Below are some records; return each one exactly.

--- Supplied records ---

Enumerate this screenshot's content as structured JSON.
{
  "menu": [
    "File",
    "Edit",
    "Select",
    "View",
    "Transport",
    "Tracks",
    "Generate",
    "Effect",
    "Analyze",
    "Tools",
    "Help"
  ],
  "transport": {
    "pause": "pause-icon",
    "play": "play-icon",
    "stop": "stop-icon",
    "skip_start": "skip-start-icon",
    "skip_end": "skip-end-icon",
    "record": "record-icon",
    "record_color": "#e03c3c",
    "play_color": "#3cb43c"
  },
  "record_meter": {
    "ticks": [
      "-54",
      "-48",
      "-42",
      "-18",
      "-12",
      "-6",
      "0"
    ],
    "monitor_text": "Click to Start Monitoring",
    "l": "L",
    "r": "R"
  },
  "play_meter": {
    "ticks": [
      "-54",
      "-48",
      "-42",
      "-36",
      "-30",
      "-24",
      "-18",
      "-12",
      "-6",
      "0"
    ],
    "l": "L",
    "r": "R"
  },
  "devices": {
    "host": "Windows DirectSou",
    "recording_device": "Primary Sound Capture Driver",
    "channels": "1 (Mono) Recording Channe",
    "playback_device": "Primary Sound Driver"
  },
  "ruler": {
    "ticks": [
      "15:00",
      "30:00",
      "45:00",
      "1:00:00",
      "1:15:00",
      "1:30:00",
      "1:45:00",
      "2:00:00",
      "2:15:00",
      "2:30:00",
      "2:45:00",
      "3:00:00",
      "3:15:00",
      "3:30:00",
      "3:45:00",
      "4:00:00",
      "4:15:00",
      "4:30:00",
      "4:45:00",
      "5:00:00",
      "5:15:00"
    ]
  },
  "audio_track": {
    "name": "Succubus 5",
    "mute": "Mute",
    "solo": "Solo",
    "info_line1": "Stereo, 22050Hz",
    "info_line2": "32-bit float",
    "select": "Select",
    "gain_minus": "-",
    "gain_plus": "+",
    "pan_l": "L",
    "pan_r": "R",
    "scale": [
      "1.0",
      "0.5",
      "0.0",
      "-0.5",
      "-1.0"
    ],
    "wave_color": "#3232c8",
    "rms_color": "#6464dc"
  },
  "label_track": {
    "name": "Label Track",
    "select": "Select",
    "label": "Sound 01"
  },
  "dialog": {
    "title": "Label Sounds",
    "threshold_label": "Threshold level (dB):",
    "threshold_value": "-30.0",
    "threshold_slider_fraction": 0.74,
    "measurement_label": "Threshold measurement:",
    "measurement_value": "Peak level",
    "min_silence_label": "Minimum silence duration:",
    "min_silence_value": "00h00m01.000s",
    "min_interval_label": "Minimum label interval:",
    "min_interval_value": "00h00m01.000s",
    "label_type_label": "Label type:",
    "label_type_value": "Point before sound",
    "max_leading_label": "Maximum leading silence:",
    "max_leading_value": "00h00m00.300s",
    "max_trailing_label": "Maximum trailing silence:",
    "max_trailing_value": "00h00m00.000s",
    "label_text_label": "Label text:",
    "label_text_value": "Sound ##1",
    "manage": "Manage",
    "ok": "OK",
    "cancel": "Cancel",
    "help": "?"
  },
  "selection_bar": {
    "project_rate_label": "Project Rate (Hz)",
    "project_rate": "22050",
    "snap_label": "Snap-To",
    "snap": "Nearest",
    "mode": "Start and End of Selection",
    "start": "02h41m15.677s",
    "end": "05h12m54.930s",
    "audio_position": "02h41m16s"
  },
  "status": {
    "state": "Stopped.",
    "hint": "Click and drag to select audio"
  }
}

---

§ **Response below**
Enumerate this screenshot's content as structured JSON.
{
  "menu": [
    "File",
    "Edit",
    "Select",
    "View",
    "Transport",
    "Tracks",
    "Generate",
    "Effect",
    "Analyze",
    "Tools",
    "Help"
  ],
  "transport": {
    "pause": "pause-icon",
    "play": "play-icon",
    "stop": "stop-icon",
    "skip_start": "skip-start-icon",
    "skip_end": "skip-end-icon",
    "record": "record-icon",
    "record_color": "#e03c3c",
    "play_color": "#3cb43c"
  },
  "record_meter": {
    "ticks": [
      "-54",
      "-48",
      "-42",
      "-18",
      "-12",
      "-6",
      "0"
    ],
    "monitor_text": "Click to Start Monitoring",
    "l": "L",
    "r": "R"
  },
  "play_meter": {
    "ticks": [
      "-54",
      "-48",
      "-42",
      "-36",
      "-30",
      "-24",
      "-18",
      "-12",
      "-6",
      "0"
    ],
    "l": "L",
    "r": "R"
  },
  "devices": {
    "host": "Windows DirectSou",
    "recording_device": "Primary Sound Capture Driver",
    "channels": "1 (Mono) Recording Channe",
    "playback_device": "Primary Sound Driver"
  },
  "ruler": {
    "ticks": [
      "15:00",
      "30:00",
      "45:00",
      "1:00:00",
      "1:15:00",
      "1:30:00",
      "1:45:00",
      "2:00:00",
      "2:15:00",
      "2:30:00",
      "2:45:00",
      "3:00:00",
      "3:15:00",
      "3:30:00",
      "3:45:00",
      "4:00:00",
      "4:15:00",
      "4:30:00",
      "4:45:00",
      "5:00:00",
      "5:15:00"
    ]
  },
  "audio_track": {
    "name": "Succubus 5",
    "mute": "Mute",
    "solo": "Solo",
    "info_line1": "Stereo, 22050Hz",
    "info_line2": "32-bit float",
    "select": "Select",
    "gain_minus": "-",
    "gain_plus": "+",
    "pan_l": "L",
    "pan_r": "R",
    "scale": [
      "1.0",
      "0.5",
      "0.0",
      "-0.5",
      "-1.0"
    ],
    "wave_color": "#3232c8",
    "rms_color": "#6464dc"
  },
  "label_track": {
    "name": "Label Track",
    "select": "Select",
    "label": "Sound 01"
  },
  "dialog": {
    "title": "Label Sounds",
    "threshold_label": "Threshold level (dB):",
    "threshold_value": "-30.0",
    "threshold_slider_fraction": 0.74,
    "measurement_label": "Threshold measurement:",
    "measurement_value": "Peak level",
    "min_silence_label": "Minimum silence duration:",
    "min_silence_value": "00h00m01.000s",
    "min_interval_label": "Minimum label interval:",
    "min_interval_value": "00h00m01.000s",
    "label_type_label": "Label type:",
    "label_type_value": "Point before sound",
    "max_leading_label": "Maximum leading silence:",
    "max_leading_value": "00h00m00.300s",
    "max_trailing_label": "Maximum trailing silence:",
    "max_trailing_value": "00h00m00.000s",
    "label_text_label": "Label text:",
    "label_text_value": "Sound ##1",
    "manage": "Manage",
    "ok": "OK",
    "cancel": "Cancel",
    "help": "?"
  },
  "selection_bar": {
    "project_rate_label": "Project Rate (Hz)",
    "project_rate": "22050",
    "snap_label": "Snap-To",
    "snap": "Nearest",
    "mode": "Start and End of Selection",
    "start": "02h41m15.677s",
    "end": "05h12m54.930s",
    "audio_position": "02h41m16s"
  },
  "status": {
    "state": "Stopped.",
    "hint": "Click and drag to select audio"
  }
}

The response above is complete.